- "Beautiful Girls", a 2007 single by Sean Kingston, samples the famous bass riff and chord progression as well as a melody that closely resembles parts of the violin solo from the original song.
- In 2001, Banyo Queen, a rap song by Philippine rapper Andrew E., sampled the song to the point that the tune uses the first line of the song ("When the night has come").
- The song is one of three mentioned by name in Eric Carmen's song "Make Me Lose Control".
- Bedouin Soundclash played a cover of "Stand by Me" as an intro to their track "When the Night Feels My Song" at a 2007 gig in Sheffield
- "Stand by Me", which also included a part from Beautiful Girls, was used in the BBC's 'The Choir - Boys Don't Sing' as the choir's final song when they performed in the Royal Albert Hall, conducted by choirmaster Gareth Malone.
- Quoted in the introduction to the third part of Stephen King's post-apocalyptic novel The Stand. King covered the song on Stranger Than Fiction (compilation album).
- Performed by David Archuleta on American Idol, which also featured a lyric from "Beautiful Girls."
- The song appears on the game Karaoke Revolution Presents: American Idol.
- Jason Mraz did a live cover to this song.
- Russian band "Line-up" regularly performs the song on the concerts.
- The German band "Skill" plays the song on one of their gigs.

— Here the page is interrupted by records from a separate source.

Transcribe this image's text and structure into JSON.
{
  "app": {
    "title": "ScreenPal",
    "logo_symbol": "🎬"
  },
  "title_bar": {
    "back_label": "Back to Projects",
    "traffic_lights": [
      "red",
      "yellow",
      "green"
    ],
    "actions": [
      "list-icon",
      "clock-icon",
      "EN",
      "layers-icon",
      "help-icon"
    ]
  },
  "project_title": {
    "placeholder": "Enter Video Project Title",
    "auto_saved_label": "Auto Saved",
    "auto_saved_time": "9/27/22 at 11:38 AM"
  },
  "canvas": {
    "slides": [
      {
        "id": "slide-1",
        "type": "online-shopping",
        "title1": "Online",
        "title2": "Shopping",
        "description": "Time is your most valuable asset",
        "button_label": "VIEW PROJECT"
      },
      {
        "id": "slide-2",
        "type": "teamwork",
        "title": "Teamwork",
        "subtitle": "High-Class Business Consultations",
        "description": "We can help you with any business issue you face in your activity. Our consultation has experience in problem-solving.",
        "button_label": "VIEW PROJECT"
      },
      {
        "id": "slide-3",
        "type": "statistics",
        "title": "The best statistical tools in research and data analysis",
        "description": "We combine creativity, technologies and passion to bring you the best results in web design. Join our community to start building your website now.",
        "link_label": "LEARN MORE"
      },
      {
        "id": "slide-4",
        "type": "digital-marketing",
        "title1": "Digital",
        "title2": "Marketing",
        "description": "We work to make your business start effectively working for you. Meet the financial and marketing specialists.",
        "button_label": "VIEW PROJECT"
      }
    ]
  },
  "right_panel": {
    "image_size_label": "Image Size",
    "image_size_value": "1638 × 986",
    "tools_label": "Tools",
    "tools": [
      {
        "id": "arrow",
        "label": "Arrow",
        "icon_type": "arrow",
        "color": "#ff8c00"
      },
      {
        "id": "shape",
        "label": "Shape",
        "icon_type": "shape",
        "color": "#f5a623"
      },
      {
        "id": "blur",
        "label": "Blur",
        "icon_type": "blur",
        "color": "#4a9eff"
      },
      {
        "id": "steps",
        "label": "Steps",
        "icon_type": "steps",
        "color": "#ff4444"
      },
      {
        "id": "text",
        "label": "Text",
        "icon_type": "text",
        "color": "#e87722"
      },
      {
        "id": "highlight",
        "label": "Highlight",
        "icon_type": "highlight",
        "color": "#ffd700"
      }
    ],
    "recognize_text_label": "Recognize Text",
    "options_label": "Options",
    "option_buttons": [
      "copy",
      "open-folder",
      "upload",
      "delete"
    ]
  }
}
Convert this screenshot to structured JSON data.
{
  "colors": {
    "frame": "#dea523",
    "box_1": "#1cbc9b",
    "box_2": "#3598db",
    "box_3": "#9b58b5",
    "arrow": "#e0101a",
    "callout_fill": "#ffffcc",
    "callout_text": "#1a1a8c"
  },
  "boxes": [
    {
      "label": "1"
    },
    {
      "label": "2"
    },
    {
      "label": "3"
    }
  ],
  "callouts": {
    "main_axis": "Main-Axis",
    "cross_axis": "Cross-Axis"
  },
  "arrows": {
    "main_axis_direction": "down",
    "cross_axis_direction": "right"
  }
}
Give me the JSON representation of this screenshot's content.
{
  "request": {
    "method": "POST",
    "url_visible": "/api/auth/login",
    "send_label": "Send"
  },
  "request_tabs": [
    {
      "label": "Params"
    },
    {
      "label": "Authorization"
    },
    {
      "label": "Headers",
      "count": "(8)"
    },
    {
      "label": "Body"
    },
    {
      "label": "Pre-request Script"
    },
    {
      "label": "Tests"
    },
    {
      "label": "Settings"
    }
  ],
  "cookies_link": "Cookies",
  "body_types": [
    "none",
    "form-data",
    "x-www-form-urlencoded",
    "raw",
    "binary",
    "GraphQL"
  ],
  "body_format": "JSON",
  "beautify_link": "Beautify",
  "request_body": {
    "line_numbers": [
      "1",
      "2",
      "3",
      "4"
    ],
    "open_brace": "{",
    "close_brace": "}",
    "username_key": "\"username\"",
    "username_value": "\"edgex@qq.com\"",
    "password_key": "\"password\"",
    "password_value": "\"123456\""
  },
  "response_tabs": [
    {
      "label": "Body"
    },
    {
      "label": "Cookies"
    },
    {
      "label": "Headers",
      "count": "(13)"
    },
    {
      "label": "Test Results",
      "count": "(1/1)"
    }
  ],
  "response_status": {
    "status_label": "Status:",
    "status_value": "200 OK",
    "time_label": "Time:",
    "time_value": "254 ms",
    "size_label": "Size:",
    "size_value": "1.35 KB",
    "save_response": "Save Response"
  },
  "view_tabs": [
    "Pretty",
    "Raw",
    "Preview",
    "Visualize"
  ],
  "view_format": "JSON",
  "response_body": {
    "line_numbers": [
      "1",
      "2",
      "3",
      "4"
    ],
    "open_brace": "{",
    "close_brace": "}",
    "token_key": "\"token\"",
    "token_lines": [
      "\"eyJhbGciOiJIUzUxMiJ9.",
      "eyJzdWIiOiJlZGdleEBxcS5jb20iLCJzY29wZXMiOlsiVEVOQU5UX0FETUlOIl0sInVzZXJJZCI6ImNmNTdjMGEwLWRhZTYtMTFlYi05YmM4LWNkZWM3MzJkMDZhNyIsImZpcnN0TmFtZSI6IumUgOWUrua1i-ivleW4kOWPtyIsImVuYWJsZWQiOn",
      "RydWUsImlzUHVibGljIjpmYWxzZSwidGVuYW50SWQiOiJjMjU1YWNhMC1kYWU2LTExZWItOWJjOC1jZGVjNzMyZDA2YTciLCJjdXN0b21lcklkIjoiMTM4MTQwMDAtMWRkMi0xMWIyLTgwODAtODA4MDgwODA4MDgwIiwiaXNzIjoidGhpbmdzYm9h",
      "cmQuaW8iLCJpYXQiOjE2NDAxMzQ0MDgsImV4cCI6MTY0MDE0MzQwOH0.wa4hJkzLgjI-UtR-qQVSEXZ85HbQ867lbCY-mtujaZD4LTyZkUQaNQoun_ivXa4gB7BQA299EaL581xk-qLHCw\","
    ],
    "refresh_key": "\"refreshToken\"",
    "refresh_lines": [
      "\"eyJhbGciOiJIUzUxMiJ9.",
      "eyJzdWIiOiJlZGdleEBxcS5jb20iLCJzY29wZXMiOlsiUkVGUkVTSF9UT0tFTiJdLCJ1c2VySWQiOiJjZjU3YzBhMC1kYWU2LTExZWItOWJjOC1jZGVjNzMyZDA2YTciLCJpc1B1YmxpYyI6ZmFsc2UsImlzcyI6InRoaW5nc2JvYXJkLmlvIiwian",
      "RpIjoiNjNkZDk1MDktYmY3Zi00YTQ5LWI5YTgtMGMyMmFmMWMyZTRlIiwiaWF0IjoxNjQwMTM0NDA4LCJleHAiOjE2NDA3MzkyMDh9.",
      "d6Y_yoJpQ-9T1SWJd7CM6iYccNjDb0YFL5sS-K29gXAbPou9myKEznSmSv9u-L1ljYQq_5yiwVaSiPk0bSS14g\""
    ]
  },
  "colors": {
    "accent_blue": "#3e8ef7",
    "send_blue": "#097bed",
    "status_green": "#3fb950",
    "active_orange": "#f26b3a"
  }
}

- "The Gaslight Anthem" regularly perform the song live, usually leading into their own song "I'da Called You Woody, Joe".